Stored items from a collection
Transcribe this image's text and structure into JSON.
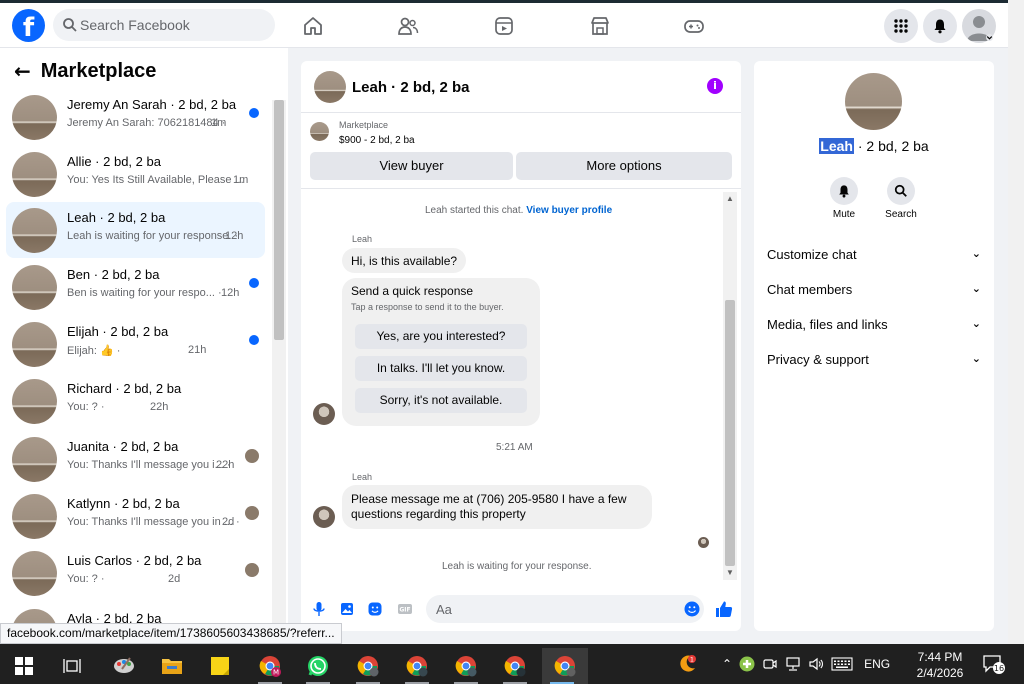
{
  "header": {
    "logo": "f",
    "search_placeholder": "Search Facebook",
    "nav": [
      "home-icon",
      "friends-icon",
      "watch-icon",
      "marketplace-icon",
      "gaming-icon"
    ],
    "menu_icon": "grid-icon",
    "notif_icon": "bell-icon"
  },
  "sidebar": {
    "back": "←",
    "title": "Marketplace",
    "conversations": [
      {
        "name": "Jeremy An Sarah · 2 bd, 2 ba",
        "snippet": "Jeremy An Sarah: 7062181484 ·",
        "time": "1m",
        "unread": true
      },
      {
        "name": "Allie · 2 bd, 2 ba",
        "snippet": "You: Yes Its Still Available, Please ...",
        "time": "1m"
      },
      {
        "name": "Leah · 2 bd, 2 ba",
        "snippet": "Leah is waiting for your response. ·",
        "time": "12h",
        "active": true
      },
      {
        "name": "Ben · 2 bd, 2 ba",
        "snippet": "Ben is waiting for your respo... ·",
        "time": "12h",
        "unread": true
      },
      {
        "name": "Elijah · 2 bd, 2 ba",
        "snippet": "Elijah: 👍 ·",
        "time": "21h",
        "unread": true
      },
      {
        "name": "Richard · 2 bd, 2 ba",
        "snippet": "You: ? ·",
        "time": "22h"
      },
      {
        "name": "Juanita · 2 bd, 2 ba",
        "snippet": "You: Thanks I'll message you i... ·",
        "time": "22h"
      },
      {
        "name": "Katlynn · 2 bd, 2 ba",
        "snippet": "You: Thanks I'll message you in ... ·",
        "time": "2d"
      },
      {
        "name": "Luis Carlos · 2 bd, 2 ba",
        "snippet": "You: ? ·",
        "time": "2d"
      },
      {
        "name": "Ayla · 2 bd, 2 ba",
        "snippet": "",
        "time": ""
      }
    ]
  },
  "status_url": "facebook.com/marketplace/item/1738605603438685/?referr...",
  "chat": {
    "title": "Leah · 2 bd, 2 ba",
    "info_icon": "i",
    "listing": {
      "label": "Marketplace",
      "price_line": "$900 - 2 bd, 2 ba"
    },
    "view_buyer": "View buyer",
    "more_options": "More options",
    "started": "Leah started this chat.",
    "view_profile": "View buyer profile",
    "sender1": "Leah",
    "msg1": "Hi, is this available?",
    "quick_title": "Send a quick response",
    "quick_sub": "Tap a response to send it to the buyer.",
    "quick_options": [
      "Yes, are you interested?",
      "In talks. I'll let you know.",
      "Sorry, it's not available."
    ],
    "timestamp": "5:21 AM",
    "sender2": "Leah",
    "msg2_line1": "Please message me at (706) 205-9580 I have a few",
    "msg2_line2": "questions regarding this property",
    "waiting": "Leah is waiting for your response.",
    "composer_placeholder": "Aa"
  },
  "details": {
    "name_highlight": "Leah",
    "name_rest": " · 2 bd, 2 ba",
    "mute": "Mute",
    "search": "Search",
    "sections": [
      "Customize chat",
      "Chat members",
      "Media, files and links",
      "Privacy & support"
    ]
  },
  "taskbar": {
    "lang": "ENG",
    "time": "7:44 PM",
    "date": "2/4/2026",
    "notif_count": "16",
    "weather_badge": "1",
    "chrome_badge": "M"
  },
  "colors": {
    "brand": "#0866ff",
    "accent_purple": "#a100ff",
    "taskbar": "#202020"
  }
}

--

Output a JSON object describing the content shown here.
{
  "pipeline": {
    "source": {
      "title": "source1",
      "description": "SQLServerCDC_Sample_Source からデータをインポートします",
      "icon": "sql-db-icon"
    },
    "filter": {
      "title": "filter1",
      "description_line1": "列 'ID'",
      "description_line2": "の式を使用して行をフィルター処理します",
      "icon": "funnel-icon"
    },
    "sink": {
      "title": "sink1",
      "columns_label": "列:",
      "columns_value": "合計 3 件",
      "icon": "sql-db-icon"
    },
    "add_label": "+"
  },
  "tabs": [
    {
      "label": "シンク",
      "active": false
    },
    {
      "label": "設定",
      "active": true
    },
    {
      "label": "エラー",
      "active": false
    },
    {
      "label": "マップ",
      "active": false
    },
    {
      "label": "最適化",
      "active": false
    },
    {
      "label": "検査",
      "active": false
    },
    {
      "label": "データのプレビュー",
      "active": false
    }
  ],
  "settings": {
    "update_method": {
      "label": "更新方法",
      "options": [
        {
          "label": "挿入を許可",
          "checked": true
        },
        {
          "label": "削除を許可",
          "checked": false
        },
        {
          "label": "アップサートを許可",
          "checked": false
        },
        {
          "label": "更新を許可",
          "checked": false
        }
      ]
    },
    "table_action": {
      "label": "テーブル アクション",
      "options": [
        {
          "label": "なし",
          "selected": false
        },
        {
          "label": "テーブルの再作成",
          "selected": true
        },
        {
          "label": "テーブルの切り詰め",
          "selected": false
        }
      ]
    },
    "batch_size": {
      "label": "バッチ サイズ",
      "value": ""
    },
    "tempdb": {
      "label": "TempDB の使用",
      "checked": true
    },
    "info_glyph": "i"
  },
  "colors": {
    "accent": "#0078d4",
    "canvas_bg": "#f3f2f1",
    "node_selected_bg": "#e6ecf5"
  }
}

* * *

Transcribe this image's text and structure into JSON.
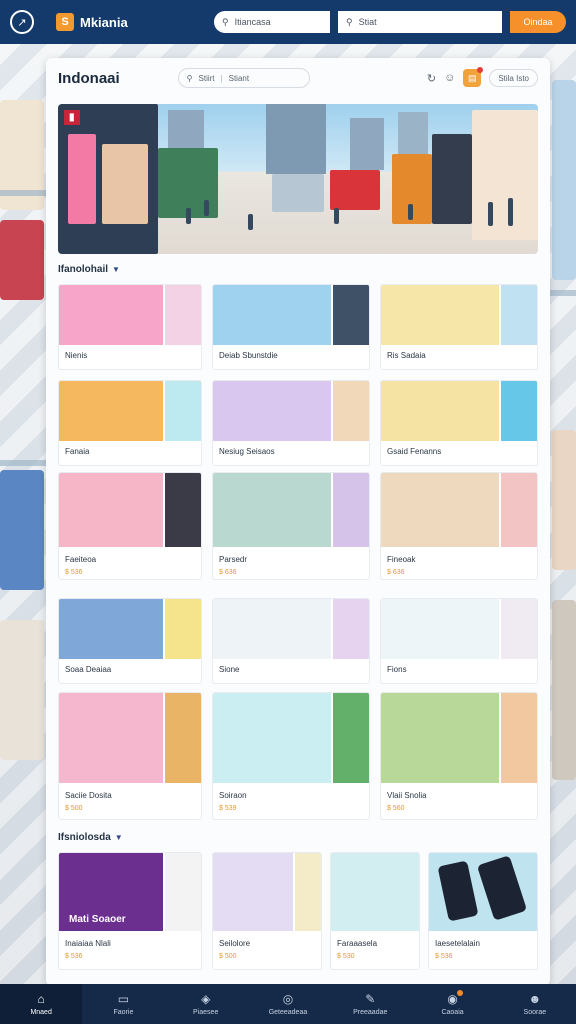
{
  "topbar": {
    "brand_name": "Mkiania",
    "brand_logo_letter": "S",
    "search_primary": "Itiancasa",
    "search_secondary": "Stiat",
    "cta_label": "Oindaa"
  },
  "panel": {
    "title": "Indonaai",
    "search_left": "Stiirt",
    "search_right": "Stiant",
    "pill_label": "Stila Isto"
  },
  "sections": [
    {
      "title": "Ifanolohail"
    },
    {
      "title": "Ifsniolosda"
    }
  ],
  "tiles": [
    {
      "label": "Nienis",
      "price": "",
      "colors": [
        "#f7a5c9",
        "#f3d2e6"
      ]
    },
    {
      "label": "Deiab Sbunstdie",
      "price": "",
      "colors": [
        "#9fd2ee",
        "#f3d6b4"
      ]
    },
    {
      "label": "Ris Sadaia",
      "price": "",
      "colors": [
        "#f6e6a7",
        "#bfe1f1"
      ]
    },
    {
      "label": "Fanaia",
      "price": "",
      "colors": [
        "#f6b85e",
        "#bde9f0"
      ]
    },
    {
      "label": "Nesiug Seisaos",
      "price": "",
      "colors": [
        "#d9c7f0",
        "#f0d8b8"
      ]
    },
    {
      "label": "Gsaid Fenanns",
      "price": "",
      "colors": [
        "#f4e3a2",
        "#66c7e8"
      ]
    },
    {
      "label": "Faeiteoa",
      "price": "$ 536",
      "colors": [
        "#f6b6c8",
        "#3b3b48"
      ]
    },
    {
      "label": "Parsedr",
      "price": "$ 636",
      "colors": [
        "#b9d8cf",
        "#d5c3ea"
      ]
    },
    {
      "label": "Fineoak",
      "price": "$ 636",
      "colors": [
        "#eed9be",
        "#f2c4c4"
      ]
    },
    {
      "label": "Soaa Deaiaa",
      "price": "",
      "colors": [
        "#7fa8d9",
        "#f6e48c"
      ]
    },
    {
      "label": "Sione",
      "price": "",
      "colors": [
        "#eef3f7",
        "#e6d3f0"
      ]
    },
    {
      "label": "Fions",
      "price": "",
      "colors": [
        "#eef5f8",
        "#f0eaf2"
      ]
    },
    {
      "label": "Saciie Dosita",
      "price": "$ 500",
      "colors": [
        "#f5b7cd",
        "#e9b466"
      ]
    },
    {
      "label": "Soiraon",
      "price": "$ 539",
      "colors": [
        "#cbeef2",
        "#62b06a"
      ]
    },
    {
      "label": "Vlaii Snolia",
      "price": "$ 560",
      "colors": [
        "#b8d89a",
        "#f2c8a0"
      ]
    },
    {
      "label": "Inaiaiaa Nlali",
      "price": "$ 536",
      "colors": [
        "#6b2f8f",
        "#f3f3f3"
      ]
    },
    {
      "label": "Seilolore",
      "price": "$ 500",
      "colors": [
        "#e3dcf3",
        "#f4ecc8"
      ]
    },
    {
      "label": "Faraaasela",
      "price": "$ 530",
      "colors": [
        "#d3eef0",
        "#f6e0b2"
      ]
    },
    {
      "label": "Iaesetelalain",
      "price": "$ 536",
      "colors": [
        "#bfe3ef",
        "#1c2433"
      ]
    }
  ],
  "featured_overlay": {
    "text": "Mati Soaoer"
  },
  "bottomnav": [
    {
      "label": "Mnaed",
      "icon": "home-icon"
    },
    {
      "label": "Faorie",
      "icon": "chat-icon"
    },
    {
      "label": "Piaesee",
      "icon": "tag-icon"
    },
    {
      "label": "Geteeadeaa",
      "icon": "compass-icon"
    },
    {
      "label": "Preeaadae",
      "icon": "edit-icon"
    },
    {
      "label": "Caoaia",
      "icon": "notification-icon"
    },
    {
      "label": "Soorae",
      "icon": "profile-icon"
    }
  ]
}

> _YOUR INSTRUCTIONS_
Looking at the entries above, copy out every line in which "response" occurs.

> _SOLUTION FOR THIS PROBLEM_
        "snippet": "Leah is waiting for your response. ·",
    "quick_title": "Send a quick response",
    "quick_sub": "Tap a response to send it to the buyer.",
    "waiting": "Leah is waiting for your response.",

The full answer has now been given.